Can a wife demand more than she’s left in her husband’s will?

The Facts: My father married a woman named Jane after my mother’s death. They were married for ten years before my father died. In his Will, my father left everything except the contents of his house to me and my sister.

The Questions: Is it true that Jane is entitled to a larger share of my father’s estate than what he left her in his Will?

The Answer: Unfortunately for you and your sister, because she is your father’s surviving spouse, Jane is entitled to more than the contents of the house. Under New York law, spouses cannot disinherit each other. Although our father left something to Jane and did not technically disinherit her, the value of the contents of the house likely make up a very small percentage of the value of your father’s estate. Assuming Jane wants more than what is left to her in the Will, and assuming she did not waive her rights in a pre- or post-nuptial agreement, Jane may ask the surrogate’s court to award her approximately 1/3 of the net value of your father’s entire estate, regardless of the terms of his Will.
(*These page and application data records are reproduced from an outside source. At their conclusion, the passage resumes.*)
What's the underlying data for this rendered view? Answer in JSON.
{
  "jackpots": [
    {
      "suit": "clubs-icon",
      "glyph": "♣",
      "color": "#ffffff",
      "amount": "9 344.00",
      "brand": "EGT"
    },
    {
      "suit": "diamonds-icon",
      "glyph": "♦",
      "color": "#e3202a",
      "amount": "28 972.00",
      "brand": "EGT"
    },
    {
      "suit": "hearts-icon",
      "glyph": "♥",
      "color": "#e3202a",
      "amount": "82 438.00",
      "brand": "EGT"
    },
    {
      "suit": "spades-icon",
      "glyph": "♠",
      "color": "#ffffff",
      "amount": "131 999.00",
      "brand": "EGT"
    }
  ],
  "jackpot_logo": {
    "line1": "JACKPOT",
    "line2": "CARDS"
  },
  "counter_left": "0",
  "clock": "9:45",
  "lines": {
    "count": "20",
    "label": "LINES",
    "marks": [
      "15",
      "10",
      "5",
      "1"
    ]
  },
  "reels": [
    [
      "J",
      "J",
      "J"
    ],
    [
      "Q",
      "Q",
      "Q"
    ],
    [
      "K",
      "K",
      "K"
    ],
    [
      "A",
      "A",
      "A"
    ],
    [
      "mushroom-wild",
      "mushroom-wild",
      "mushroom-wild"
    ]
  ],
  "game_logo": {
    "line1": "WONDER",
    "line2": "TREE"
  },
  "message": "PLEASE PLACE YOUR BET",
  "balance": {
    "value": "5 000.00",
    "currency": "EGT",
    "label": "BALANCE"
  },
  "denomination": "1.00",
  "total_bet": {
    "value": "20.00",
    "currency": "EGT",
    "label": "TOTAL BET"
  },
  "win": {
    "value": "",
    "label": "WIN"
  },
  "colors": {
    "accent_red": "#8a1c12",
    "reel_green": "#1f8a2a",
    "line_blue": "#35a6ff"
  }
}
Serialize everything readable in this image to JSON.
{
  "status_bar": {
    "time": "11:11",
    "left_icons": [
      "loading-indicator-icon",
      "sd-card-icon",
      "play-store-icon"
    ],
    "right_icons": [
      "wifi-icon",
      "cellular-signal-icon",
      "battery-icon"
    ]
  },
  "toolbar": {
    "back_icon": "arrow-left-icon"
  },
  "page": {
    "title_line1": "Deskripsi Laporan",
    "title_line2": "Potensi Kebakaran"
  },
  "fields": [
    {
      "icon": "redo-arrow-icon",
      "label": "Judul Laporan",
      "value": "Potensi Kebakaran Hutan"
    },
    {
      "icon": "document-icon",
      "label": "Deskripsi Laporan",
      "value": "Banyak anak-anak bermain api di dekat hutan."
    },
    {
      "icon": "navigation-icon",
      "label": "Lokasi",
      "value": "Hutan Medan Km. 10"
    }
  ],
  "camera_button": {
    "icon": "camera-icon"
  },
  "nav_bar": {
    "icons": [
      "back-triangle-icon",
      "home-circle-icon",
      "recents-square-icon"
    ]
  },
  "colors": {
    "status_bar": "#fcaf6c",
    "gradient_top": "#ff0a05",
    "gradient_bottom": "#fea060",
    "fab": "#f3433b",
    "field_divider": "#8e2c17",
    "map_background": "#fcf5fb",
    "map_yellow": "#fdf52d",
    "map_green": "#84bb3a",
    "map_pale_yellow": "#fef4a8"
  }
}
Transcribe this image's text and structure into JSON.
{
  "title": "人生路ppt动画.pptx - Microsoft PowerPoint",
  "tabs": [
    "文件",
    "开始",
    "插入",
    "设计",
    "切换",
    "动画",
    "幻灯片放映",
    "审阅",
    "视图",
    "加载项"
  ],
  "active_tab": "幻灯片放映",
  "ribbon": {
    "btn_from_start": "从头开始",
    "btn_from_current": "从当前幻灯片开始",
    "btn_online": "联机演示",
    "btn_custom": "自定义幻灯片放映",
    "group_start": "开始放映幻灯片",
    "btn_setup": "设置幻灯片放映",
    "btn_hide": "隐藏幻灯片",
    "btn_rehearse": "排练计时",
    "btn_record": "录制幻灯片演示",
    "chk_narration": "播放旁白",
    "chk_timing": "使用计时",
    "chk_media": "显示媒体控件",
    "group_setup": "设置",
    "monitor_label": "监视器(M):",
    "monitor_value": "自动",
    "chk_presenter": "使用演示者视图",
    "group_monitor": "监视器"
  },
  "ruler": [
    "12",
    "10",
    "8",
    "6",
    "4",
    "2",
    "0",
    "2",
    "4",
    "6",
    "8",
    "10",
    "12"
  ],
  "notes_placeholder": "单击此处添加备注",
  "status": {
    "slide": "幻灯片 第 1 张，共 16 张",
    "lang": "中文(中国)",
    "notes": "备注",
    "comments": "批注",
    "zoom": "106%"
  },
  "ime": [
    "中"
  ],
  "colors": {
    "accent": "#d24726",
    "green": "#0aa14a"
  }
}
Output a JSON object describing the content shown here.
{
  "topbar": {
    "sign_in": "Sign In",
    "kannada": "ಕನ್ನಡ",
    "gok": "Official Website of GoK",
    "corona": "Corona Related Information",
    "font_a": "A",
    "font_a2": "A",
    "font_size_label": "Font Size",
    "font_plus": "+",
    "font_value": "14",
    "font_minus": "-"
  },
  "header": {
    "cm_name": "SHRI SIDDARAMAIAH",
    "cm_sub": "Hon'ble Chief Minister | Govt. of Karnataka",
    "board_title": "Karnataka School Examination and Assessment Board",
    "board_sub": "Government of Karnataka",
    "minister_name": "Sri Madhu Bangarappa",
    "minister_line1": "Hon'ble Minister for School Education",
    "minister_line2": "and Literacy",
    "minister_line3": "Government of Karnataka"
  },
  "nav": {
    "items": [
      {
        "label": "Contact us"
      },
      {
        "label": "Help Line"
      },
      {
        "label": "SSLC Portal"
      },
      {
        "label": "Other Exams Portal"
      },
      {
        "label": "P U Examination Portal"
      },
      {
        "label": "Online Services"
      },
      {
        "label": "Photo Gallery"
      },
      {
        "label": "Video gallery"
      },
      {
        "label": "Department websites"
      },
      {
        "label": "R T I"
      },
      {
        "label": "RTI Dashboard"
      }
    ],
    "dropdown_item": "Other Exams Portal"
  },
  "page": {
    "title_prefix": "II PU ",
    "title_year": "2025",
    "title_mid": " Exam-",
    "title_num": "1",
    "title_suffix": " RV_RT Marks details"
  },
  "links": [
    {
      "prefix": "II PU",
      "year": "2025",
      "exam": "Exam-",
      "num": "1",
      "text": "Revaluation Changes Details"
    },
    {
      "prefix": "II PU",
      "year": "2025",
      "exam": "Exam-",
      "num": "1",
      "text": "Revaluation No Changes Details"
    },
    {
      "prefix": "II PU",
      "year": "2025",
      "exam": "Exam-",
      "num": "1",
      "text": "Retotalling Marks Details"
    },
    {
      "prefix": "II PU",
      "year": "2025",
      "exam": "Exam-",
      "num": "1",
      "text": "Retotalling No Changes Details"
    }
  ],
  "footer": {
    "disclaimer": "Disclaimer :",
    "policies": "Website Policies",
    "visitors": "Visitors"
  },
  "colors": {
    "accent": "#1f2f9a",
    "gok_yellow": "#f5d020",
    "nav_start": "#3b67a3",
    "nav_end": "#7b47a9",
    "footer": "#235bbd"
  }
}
If someone is legally married at the time of their death, their spouse can exercise what is called a “right of election”. This means that the surviving spouse can elect to receive a share of the decedent’s estate valued at approximately 1/3 of all of the assets of the deceased spouse. Under the facts you provided, Jane can elect to receive not only 1/3 of the net value of your father’s testamentary assets passing under your his Will (assets that were owned outright by your father in his individual capacity) but, also 1/3 of the net value of your father’s non-testamentary assets. Such assets are sometimes referred to as testamentary substitutes and include, among other things, gifts made by a decedent in contemplation of death, jointly held real property, accounts in a decedent’s name that were held in trust for another person or designated as transfer on death accounts, assets held in trust for the benefit of another, assets payable under retirement plans, pensions, profit sharing and deferred compensation plans and death benefits under a life insurance policy. Since the assets a decedent owned jointly with others and/or held for the benefit of others are considered when calculating the value of a surviving spouse’s elective share, the beneficiaries under the Will are not the only people who may be adversely impacted when a surviving spouse successfully exercises his/her right of election. This is just one of the reasons an election is often the first step in what can be a contentious and protracted litigation.

The right of election is personal to the surviving spouse but, if the surviving spouse is unable to make the election, a guardian or guardian ad litem appointed by the court to represent the interests of the surviving spouse may make the election on the spouse’s behalf. The surviving spouse must exercise the right of election within six months of the issuance of letters testamentary and in no event later than two years after the decedent’s death. To prevent the distribution of assets that may ultimately be determined to be part of the elective share payable to the surviving spouse, notice of the election must be served upon all people and entities that are in possession of or have control over the decedent’s assets

The executor administering an estate where the right of election has been exercised may be able to disqualify the person who made the election from receiving the elective share. To do so the executor must prove that the person attempting to collect an elective share was not actually married to the decedent at the time of death. If there is no question that the person seeking an elective is the surviving spouse, the executor may be able to defeat the election by establishing that the spouse had the means but refused to support the decedent prior to death, that the spouse abandoned the decedent prior to death or that the marriage was void as incestuous or bigamous.

Although the outcome of all litigation is uncertain, because of the issues raised in litigation involving the right of election, it can be particularly emotional and disturbing. As such, it is best to consult an attorney with experience in estate litigation and specifically with cases involving a claim for an elective share.

This article first appeared in the July 21, 2016 issue of the Times Beacon Newspapers.

Linda M. Toga, Esq. provides legal services in the areas of estate administration, litigation, wills, trusts, estate planning, small business services and real estate from her East Setauket office.